(Extracted records)
########################################

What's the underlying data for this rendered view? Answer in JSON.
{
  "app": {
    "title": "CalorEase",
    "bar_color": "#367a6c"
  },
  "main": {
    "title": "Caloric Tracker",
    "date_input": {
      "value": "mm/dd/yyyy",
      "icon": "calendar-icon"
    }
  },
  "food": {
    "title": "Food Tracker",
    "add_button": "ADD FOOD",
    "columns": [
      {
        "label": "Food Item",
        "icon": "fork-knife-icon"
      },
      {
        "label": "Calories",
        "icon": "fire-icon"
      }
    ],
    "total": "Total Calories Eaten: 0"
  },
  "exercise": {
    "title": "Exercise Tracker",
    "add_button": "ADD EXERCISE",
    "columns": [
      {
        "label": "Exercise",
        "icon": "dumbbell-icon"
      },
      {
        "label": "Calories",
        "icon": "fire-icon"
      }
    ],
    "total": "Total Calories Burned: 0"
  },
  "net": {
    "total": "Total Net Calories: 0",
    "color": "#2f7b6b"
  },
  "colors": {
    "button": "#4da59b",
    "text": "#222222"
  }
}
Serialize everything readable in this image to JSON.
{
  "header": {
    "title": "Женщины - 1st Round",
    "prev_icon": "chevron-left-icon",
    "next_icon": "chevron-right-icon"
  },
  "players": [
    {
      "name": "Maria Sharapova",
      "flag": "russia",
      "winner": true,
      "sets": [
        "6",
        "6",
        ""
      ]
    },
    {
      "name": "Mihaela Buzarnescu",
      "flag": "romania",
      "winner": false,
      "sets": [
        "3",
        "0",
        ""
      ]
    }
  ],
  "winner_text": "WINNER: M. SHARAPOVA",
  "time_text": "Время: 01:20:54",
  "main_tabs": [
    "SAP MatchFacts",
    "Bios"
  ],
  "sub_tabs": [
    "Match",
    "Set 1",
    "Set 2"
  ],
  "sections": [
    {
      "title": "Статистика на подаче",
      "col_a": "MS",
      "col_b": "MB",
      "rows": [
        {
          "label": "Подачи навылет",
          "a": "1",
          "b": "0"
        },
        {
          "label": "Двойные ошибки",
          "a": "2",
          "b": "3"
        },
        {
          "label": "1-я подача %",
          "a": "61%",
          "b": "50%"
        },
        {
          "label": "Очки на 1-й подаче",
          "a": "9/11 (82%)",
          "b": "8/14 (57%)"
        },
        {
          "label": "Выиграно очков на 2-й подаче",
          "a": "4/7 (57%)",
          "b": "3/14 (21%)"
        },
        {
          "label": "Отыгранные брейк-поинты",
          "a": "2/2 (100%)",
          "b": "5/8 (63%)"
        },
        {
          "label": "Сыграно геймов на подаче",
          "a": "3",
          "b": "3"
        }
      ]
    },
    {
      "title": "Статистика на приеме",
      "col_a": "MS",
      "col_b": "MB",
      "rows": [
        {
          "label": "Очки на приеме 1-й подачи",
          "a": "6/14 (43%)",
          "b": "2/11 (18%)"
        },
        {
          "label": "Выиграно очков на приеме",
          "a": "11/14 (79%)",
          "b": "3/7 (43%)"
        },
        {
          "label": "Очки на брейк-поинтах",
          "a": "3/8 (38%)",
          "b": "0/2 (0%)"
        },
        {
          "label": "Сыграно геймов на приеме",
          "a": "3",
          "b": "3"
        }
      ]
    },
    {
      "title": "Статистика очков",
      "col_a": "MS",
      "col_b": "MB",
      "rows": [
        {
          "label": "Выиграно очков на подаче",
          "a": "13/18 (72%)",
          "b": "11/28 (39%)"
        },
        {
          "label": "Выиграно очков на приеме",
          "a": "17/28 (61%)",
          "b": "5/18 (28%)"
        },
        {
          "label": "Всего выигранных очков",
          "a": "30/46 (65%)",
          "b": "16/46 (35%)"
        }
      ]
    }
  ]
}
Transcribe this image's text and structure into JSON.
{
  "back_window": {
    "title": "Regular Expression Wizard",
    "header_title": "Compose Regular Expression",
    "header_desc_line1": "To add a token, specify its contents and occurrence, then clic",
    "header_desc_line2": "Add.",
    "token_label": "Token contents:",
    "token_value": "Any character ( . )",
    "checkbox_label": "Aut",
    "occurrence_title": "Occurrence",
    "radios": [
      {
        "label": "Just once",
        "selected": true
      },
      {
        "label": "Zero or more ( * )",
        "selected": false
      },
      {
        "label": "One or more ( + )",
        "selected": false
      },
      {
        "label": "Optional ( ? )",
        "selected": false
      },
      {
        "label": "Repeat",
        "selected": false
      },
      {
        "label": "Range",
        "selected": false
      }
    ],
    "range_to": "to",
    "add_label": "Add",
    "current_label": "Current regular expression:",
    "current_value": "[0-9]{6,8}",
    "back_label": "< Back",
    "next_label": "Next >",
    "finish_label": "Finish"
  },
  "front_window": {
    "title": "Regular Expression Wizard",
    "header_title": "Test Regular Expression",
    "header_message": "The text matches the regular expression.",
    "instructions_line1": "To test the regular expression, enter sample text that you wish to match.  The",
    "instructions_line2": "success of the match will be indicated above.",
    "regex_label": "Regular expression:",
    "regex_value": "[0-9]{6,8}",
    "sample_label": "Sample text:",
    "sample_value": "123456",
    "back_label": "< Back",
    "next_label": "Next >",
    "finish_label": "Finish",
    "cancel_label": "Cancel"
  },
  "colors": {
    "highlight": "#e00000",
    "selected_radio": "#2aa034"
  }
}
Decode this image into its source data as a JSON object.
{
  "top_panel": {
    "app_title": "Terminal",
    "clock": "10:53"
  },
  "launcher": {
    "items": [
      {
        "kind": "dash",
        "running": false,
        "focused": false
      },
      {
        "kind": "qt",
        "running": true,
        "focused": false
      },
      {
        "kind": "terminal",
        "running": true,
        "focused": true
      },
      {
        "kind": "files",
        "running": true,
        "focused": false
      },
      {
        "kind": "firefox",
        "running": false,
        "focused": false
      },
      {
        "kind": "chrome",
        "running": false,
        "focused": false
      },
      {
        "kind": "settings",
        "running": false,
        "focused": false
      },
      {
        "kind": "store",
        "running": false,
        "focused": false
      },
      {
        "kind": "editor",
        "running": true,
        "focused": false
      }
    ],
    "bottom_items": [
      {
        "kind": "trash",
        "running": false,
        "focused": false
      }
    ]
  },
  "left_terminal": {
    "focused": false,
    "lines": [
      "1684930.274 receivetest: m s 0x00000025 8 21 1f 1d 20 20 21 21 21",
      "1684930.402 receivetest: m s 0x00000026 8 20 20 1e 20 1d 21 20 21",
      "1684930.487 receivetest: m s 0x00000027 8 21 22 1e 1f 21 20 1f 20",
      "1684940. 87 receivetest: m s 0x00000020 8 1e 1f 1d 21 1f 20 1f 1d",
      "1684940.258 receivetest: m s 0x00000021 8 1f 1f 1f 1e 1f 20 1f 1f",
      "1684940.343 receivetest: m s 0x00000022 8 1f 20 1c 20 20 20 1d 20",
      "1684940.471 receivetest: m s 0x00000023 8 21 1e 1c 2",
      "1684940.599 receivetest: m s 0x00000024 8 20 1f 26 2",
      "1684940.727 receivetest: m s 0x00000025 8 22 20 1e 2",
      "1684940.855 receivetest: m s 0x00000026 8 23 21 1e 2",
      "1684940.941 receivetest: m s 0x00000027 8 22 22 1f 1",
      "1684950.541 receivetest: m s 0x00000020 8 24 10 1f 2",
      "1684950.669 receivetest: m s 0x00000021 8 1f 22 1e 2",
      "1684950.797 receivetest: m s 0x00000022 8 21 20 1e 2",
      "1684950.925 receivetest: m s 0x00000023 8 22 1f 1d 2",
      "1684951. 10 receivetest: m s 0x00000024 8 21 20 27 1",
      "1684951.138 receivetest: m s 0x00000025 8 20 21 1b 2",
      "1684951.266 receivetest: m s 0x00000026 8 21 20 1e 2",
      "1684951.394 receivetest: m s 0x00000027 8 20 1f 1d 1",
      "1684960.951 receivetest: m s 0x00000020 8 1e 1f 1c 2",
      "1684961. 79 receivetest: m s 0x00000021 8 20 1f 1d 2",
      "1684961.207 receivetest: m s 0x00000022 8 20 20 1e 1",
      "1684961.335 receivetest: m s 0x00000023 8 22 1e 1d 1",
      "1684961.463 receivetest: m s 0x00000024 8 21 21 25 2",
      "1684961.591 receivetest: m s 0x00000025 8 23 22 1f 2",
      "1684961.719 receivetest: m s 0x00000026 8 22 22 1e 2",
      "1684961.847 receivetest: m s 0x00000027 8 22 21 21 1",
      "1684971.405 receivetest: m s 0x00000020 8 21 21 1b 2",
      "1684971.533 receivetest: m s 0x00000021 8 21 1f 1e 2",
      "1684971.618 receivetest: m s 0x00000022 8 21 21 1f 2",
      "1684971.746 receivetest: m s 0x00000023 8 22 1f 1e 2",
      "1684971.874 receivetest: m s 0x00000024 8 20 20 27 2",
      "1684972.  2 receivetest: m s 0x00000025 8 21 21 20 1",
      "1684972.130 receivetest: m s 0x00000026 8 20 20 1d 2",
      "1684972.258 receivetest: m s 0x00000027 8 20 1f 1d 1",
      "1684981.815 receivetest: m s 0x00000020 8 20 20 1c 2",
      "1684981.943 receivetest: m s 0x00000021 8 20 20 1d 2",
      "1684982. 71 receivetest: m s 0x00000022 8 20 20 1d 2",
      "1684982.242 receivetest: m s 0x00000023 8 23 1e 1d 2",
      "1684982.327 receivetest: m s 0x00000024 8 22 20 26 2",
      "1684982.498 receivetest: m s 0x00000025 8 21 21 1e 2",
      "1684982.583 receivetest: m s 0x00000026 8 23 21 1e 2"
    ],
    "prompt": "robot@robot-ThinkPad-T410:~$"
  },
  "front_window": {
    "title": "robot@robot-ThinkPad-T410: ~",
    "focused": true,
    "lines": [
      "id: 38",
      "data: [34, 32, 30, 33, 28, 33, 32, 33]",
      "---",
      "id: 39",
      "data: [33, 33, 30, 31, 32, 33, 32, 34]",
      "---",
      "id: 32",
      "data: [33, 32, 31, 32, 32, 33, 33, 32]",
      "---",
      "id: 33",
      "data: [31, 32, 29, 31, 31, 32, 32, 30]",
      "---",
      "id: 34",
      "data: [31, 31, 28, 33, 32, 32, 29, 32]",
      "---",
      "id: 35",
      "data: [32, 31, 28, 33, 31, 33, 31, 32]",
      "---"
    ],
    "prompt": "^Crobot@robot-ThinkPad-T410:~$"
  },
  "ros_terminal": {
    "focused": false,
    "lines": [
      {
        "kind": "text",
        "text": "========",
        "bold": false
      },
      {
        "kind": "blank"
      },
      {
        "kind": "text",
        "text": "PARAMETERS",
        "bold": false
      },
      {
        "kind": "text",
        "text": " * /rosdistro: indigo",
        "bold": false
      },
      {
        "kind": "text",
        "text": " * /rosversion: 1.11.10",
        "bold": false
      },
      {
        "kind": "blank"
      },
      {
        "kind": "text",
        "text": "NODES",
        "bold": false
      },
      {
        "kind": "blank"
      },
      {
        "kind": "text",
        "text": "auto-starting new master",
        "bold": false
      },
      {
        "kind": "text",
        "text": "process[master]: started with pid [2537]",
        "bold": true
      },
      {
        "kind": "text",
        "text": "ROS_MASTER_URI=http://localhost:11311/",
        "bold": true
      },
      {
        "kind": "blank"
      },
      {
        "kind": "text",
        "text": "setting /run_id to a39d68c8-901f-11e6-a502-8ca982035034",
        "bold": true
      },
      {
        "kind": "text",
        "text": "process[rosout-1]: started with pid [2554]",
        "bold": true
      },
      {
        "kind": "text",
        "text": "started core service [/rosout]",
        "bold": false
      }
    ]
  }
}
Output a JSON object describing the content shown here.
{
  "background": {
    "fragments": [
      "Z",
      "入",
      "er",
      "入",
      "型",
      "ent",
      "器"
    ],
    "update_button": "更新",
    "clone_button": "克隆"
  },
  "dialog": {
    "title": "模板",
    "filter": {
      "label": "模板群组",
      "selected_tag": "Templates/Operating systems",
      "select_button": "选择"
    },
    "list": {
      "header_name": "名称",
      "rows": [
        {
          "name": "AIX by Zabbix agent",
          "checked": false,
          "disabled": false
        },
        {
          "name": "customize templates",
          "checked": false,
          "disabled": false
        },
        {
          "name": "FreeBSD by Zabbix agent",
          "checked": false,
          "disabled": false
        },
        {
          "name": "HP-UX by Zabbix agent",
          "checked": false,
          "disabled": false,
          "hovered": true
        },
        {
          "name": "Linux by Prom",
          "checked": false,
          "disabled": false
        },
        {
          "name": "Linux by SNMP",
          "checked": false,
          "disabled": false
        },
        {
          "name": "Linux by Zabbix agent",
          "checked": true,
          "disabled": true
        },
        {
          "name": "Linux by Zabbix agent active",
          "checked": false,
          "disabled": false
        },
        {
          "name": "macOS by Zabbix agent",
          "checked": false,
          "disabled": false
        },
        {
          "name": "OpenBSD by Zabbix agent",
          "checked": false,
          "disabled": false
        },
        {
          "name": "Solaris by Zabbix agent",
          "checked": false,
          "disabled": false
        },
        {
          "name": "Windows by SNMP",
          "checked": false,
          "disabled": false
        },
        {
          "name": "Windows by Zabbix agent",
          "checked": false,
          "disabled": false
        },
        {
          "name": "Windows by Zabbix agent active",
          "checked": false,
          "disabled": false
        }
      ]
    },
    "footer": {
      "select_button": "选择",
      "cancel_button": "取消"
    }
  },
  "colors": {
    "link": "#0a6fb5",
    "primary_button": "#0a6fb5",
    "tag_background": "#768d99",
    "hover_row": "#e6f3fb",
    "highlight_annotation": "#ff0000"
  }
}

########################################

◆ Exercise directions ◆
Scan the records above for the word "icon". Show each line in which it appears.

◆ Result for this task ◆
      "icon": "calendar-icon"
        "icon": "fork-knife-icon"
        "icon": "fire-icon"
        "icon": "dumbbell-icon"
        "icon": "fire-icon"
    "prev_icon": "chevron-left-icon",
    "next_icon": "chevron-right-icon"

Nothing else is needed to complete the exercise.